Thomas Mathews, from the RBA’s Domestic Markets Department, is the lead and sole author named in “A History of Australian Equities”, a Research Discussion Paper published yesterday.
Mathews found that:
- dividends for the early 20th century were lower than previously believed;
- the realised returns on equities has averaged about 4 percentage points above that on government bonds since 1917, “somewhat lower than previous estimates”;
- price-to-earnings ratios are currently almost exactly at their very long-run average, in contrast with the experience of some other countries.
The dividend yield on a market capitalisation-weighted portfolio of stocks “is about
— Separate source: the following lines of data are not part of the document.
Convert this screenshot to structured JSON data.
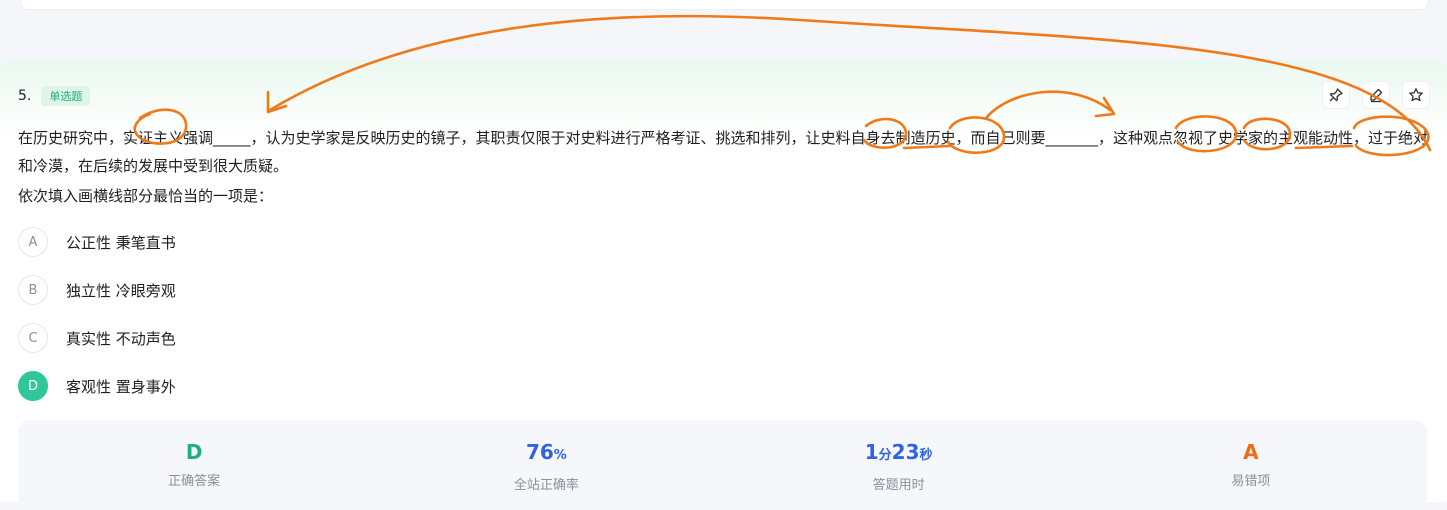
{
  "question": {
    "number": "5.",
    "type_badge": "单选题",
    "stem": "在历史研究中，实证主义强调_____，认为史学家是反映历史的镜子，其职责仅限于对史料进行严格考证、挑选和排列，让史料自身去制造历史，而自己则要_______，这种观点忽视了史学家的主观能动性，过于绝对和冷漠，在后续的发展中受到很大质疑。",
    "prompt": "依次填入画横线部分最恰当的一项是："
  },
  "tools": [
    "pin-icon",
    "edit-icon",
    "star-icon"
  ],
  "options": [
    {
      "letter": "A",
      "text": "公正性 秉笔直书"
    },
    {
      "letter": "B",
      "text": "独立性 冷眼旁观"
    },
    {
      "letter": "C",
      "text": "真实性 不动声色"
    },
    {
      "letter": "D",
      "text": "客观性 置身事外"
    }
  ],
  "stats": {
    "answer": {
      "value": "D",
      "label": "正确答案"
    },
    "accuracy": {
      "value": "76",
      "unit": "%",
      "label": "全站正确率"
    },
    "time": {
      "min": "1",
      "min_unit": "分",
      "sec": "23",
      "sec_unit": "秒",
      "label": "答题用时"
    },
    "easy_wrong": {
      "value": "A",
      "label": "易错项"
    }
  },
  "colors": {
    "accent_green": "#2fc79a",
    "badge_green": "#1fb07a",
    "blue": "#2f62e6",
    "orange": "#f06a19",
    "annotation": "#f07a1a"
  }
}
200 basis points lower than Lamberton’s estimates,” a reference to “the most widely-used source of historical Australian stock market data calculated in 1958 at the request of the Sydney Stock Exchange” by economist Donald Lamberton.
Mathews most discordant finding may be that “the lower dividend yield in the RBA’s equities dataset compared to other sources implies a lower total return to equity – and therefore a lower equity risk premium”.
“If we add the dividend yields onto capital gains calculated in Lamberton’s share price series, this results in an average realised return on equity of around 4 per cent in excess of that 10-year government bonds.”
This is roughly a percentage point lower than estimates from three Bond University analysts produced in 2008, “which themselves are … on the lower end of Australian ERP estimates”.
Mathews concludes “the realised equity return relative to safe assets declined substantially in recent decades (and, relative to long-term bonds, briefly turned negative), as declines in interest rates granted bondholders large capital gains.”
And in a nod to the oligopolistic character of Australian capitalism, Mathews highlights that today more than half of the modern stock exchange (by market capitalisation) is comprised of financials, particularly banks, and resources companies, particularly miners.
This turns out to be nothing novel.
“Strikingly, this was also the case 100 years ago, and in fact the relative proportions are very similar.
“Not only is the aggregate composition by sector the same as it was 100 years ago, but in many cases the exact same companies (albeit following some merger and acquisition activity) still dominate the exchange,” Mathews said.